__The task__
Scan the material and copy out each line where the word "content" occurs.

[Start of Attachment]

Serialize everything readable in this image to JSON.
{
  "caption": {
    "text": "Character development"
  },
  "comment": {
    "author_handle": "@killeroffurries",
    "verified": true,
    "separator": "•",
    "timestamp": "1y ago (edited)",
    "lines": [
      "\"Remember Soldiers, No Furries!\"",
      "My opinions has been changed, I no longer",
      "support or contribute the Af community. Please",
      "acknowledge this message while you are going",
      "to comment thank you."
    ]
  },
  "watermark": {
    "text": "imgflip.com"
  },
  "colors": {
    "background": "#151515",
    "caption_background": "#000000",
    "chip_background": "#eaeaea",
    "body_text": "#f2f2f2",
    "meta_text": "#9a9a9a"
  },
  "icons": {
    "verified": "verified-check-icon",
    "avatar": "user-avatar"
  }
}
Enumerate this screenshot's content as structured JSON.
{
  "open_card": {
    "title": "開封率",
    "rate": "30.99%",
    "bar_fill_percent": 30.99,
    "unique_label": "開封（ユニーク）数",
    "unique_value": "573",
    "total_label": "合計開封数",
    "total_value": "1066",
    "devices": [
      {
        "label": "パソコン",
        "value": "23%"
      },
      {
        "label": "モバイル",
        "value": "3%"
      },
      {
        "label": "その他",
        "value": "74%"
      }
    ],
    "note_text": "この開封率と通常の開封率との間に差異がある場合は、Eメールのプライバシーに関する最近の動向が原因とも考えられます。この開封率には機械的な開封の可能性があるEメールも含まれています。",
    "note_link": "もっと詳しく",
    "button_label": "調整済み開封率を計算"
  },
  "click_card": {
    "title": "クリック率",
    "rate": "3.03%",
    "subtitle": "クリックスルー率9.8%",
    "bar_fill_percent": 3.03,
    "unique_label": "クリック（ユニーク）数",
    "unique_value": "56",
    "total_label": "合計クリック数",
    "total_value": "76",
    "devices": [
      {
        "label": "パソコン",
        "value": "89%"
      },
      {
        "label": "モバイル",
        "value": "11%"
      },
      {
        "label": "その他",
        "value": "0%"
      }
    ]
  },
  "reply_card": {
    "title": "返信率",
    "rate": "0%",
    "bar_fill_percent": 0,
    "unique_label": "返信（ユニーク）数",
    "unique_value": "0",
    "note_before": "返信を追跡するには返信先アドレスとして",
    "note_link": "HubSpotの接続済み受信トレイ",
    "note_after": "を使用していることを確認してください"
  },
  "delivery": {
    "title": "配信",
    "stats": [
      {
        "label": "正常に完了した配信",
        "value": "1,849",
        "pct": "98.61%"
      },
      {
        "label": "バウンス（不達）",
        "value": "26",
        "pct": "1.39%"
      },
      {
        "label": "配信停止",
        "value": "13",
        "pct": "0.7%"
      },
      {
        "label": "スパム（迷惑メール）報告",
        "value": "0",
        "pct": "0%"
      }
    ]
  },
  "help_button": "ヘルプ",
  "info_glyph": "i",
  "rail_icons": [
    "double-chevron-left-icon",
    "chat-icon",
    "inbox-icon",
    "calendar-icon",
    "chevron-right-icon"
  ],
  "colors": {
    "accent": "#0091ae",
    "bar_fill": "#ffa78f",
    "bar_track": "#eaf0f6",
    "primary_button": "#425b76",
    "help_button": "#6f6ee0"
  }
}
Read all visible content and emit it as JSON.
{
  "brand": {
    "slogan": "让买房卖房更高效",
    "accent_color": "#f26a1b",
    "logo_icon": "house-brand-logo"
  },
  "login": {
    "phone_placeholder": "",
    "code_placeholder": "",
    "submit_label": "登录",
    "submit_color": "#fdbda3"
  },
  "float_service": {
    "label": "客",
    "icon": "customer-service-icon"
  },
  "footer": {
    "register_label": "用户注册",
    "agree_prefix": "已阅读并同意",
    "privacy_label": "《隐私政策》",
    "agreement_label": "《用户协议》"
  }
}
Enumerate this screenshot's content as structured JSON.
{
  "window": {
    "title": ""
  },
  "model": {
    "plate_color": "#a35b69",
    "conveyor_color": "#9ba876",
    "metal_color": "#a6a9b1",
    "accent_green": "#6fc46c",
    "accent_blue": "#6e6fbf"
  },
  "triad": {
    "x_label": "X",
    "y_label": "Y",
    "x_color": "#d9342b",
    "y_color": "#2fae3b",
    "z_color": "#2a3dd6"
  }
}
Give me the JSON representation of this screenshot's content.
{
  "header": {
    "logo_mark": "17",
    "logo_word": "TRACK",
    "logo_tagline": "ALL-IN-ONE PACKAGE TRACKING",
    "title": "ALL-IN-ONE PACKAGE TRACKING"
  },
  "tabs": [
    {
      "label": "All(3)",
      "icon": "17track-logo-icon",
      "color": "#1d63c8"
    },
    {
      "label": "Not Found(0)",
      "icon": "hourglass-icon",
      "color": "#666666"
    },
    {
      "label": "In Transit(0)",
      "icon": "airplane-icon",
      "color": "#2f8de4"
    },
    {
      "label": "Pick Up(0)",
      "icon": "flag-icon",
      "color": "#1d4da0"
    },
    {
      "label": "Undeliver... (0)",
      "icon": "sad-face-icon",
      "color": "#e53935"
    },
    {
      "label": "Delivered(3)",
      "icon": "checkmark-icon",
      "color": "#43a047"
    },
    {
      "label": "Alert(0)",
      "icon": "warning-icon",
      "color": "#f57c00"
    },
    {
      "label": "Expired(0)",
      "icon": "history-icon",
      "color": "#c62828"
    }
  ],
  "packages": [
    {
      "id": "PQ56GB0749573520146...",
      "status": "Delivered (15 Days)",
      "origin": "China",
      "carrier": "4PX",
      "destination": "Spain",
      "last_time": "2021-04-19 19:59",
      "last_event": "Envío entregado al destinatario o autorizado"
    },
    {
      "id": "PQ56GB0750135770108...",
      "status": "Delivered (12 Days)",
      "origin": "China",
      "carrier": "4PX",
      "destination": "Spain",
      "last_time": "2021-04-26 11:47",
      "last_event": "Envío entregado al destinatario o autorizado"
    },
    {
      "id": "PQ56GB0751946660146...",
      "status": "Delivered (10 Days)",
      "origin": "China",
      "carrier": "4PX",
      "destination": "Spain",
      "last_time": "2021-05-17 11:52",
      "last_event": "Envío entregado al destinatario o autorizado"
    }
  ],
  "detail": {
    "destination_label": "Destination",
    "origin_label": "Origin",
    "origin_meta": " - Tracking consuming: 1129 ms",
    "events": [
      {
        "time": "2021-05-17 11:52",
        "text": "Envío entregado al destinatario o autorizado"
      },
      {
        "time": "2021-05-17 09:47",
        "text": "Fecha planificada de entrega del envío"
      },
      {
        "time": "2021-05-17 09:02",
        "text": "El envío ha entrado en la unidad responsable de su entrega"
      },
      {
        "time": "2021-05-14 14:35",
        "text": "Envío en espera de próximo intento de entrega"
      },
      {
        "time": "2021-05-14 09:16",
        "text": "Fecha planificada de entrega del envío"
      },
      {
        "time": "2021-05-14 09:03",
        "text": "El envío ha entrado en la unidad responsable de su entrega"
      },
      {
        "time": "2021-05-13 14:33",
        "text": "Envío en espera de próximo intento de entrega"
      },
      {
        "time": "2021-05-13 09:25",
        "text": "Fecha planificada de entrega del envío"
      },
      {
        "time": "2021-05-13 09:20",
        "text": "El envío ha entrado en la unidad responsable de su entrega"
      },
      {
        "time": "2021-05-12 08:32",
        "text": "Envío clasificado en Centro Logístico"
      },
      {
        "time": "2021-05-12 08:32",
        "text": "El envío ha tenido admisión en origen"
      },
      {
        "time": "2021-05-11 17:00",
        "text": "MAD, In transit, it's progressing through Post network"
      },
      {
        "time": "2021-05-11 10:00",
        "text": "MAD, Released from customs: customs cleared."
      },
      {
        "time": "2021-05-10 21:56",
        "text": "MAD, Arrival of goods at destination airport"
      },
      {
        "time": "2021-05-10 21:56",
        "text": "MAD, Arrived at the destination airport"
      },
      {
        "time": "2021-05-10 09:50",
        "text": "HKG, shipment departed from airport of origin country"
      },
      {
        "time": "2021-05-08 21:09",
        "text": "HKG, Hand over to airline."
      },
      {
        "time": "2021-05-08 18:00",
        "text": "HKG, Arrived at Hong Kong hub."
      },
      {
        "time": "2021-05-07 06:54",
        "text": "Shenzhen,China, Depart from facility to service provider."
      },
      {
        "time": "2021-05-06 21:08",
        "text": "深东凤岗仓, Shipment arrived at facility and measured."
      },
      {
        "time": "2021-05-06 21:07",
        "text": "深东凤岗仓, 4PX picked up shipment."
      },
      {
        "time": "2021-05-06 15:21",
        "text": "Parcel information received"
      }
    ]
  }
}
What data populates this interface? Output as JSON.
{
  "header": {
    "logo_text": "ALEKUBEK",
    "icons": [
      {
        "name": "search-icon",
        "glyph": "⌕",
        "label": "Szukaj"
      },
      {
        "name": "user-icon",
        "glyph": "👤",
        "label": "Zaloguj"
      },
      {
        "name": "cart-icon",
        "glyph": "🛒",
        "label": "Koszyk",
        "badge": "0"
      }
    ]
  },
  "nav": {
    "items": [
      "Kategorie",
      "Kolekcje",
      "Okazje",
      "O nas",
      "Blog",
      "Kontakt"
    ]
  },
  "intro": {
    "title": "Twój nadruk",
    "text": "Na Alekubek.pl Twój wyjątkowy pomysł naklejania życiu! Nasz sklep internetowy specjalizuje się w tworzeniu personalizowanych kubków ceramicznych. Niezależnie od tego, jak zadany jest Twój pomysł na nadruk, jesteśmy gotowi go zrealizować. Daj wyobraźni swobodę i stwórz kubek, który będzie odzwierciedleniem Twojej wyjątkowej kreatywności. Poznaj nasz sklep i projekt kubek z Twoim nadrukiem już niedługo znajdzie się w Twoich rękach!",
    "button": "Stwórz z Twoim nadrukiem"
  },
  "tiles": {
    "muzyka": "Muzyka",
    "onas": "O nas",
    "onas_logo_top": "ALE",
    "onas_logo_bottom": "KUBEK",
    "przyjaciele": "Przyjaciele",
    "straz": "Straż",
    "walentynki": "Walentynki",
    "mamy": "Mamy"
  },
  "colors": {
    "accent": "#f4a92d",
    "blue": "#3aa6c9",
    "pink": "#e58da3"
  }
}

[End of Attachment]

__Response to this task__
Enumerate this screenshot's content as structured JSON.
Read all visible content and emit it as JSON.
Enumerate this screenshot's content as structured JSON.
Give me the JSON representation of this screenshot's content.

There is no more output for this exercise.